We undertake this transition in conjunction with the overall transition that has been taking place throughout many areas of Afghanistan. Our continuing collaboration in healthcare for returning refugees is just one piece of the United States’ enduring partnership with Afghanistan that strengthens Afghan sovereignty, stability and prosperity.
When people flee persecution and conflict, their first and most immediate needs are basic: food, shelter, protection. And addressing those needs is our primary concern at the State Department's Bureau of Population, Refugees and Migration. But as displaced people return to their homes and their lives, governments should address the long-term development needs of these populations. The link between relief and development is especially important in increasing the self-reliance of conflict victims after their displacement.
The signing of this agreement demonstrates the need to link our assistance programs to development strategies in Afghanistan. By aiding in the responsible transition of these clinics to the Ministry of Public Health, we are supporting the ability of the national and local government to provide for these vulnerable people.

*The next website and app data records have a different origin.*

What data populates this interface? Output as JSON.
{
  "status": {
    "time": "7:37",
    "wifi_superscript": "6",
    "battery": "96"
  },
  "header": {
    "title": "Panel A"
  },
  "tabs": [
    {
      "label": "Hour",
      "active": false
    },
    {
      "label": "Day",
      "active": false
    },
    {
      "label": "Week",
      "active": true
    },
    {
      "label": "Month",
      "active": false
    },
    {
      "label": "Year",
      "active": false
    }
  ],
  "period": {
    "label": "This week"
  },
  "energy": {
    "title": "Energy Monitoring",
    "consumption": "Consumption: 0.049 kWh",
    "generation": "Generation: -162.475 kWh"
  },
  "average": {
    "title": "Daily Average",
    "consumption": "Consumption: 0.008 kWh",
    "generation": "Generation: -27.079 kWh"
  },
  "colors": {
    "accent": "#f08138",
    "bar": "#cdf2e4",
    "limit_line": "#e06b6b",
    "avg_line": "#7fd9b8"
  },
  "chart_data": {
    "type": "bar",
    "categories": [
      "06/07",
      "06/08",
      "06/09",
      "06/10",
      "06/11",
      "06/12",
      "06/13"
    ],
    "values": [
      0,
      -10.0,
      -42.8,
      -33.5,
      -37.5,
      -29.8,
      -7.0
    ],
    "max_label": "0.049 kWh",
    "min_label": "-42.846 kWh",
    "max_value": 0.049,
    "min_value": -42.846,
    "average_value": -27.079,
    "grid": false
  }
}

Next week, I will go to Geneva to participate in the Afghan refugee conference where we expect to endorse the Solutions Strategy for Afghan refugees. The governments of Afghanistan, Pakistan and Iran are working with the UN Refugee Agency to find a way forward. I applaud the Government of Afghanistan’s leadership to help nearly 6 million Afghan refugees reintegrate into their communities, and I look forward to continuing our work with Afghanistan and its neighbors, towards a dignified return and reintegration of refugees wishing to return and to sustain protection for those Afghan refugees who cannot return.
So it certainly is my pleasure to be here today, with you, Dr. Dalil, as we both take this step forward to contribute to true, sustainable human development that supports the own dignity, health, and human rights of Afghan refugees who have returned to their homes. Thank you. Dr. Dalil.